“It could not have been more normal,” Stephen, 29, said in a phone interview Saturday night.
Parents with giddy young children and affectionate teenage couples filled the lobby of the cinema. Two hours later, many would be victims of one of the worst mass shootings in recent US history when 24-year-old James Holmes burst into a crowded theater and opened fire, killing 12 and wounding 58.
The Laferrieres—she from Peabody, he from Dracut—were supposed to be at the 12:01 a.m. showing in the theater where Holmes unleashed his assault. They are on a cross-country trip to San Francisco, where they are moving so Katie can begin a graduate program.
Katie, 27, found last-minute tickets to the movie at around 9 p.m. Thursday night, but when the couple arrived at the cinema, the event had been oversold. They were moved to a theater across the hall for a 12:10 a.m. start.
About five minutes into the movie, as Catwoman stole Bruce Wayne’s pearls, they heard a pop-pop-pop from an adjacent room.
“We all thought it was sound effects next door,” Stephen said,
The fire alarms went off. A kid in their theater punched the wall, upset that he would miss some of the movie, Stephen said. People groaned as they filed out, telling each other to save their ticket stubs for a refund.
Then they moved into the hallway. Screams filled the air, people ran in all directions, and men and women frantically carried their friends’ bodies outside. Stephen said he did not know what was happening. He and Katie, who met in 2004 at Salem State University, grabbed each other.
“We did see people on the ground, we did see panic,” Stephen said.
Then a police officer ran by saying he didn’t know where the gunman was. After that, Stephen said, “we got out of there as fast as we could.”
They ran to their car and drove back to their hotel. Law enforcement officials swarmed the Denver suburb.
Back at their room, the Laferrieres turned on a local news station. The story was unclear. Stephen called his father back in Massachusetts at 4:30 a.m.
“I actually called my parents just to say, ‘I don’t think this could be anything—we didn’t know yet—but we were in a situation,’ ” he said.
But then the story began to unfold, the bodies and the tallies of the dead and injured. Katie had posted a picture of her ticket stub on Facebook before she and Stephen entered the theater. Friends and family called to make sure they were safe. They barely slept.

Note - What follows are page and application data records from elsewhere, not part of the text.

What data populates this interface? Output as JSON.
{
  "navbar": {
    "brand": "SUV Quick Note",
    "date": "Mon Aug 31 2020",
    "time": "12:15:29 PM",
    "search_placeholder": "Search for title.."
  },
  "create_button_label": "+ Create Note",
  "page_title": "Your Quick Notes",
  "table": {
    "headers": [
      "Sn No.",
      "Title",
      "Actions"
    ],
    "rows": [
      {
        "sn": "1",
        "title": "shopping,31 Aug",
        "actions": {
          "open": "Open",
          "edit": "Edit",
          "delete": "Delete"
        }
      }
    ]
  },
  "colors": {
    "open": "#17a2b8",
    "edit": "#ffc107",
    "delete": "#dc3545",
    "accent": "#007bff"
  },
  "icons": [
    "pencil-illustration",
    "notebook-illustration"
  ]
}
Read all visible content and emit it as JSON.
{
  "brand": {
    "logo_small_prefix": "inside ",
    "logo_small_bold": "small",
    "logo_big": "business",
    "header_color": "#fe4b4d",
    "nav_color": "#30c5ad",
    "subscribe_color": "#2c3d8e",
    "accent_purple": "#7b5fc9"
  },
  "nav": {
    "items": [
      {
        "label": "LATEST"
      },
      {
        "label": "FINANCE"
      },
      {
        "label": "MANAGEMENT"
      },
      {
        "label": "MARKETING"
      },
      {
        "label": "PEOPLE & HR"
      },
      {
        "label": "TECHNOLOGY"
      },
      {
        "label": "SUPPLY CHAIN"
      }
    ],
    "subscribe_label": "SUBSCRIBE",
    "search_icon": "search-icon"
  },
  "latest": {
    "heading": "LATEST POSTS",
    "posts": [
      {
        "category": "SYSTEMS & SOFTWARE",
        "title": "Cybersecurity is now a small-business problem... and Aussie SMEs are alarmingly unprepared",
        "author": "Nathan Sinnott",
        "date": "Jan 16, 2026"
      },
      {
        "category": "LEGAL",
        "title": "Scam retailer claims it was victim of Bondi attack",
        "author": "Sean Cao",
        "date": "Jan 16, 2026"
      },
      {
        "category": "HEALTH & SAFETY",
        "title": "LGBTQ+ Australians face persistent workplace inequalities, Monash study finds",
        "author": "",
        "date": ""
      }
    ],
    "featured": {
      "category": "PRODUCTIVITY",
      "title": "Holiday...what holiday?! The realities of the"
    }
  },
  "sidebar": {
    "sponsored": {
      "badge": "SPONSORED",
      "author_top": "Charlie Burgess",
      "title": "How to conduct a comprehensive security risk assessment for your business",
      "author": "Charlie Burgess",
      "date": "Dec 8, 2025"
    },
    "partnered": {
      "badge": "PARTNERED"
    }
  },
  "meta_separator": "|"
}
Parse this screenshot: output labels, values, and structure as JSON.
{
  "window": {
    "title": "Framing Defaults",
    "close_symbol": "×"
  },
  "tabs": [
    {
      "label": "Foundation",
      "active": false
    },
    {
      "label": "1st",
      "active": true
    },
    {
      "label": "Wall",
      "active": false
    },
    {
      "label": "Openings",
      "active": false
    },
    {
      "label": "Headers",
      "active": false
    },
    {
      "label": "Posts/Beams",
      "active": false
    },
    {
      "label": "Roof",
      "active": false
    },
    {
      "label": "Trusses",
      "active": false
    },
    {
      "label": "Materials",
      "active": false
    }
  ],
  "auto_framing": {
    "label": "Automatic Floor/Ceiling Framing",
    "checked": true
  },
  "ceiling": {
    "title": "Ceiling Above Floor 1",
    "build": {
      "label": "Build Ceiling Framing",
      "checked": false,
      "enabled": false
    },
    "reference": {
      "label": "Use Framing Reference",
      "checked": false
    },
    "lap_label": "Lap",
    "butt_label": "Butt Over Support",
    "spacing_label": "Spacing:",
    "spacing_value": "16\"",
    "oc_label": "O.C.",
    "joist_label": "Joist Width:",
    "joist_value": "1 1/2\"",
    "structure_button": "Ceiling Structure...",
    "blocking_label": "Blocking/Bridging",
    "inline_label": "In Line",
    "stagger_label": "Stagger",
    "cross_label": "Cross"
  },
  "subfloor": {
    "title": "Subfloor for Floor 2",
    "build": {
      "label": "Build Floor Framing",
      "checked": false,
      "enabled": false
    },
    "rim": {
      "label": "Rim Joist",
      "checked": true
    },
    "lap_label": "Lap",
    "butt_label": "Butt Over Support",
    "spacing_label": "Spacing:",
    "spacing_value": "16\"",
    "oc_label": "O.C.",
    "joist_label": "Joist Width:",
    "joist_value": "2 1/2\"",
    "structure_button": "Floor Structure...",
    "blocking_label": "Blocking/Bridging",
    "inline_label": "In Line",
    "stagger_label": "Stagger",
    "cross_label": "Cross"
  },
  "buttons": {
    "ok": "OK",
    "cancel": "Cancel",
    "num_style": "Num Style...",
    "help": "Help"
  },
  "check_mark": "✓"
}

The Laferrieres were supposed to stay in Denver for a couple more days, but Stephen said they left and traveled into the Rocky Mountains. Two days later, the couple is still planning to go to San Francisco and can not fully comprehend the tragedy they witnessed.
“Thinking back on it, all those people we saw who were getting dragged out, they were screaming and crying, they had been shot,” Stephen said.
The couple does not plan to return to Aurora, and Stephen said he is not sure when they will return to a theater.
Stephen said he remembers the high-school-aged couple behind him in line flirting, the pregnant mothers-to-be, the parents with their children waiting to see “The Dark Night Rises,” and he wonders how Holmes could have done it.
“If he showed up when I showed up, he saw all that, and for someone to see all that and still pull that off, that’s evil,” Stephen said. “That’s evil at its worst.”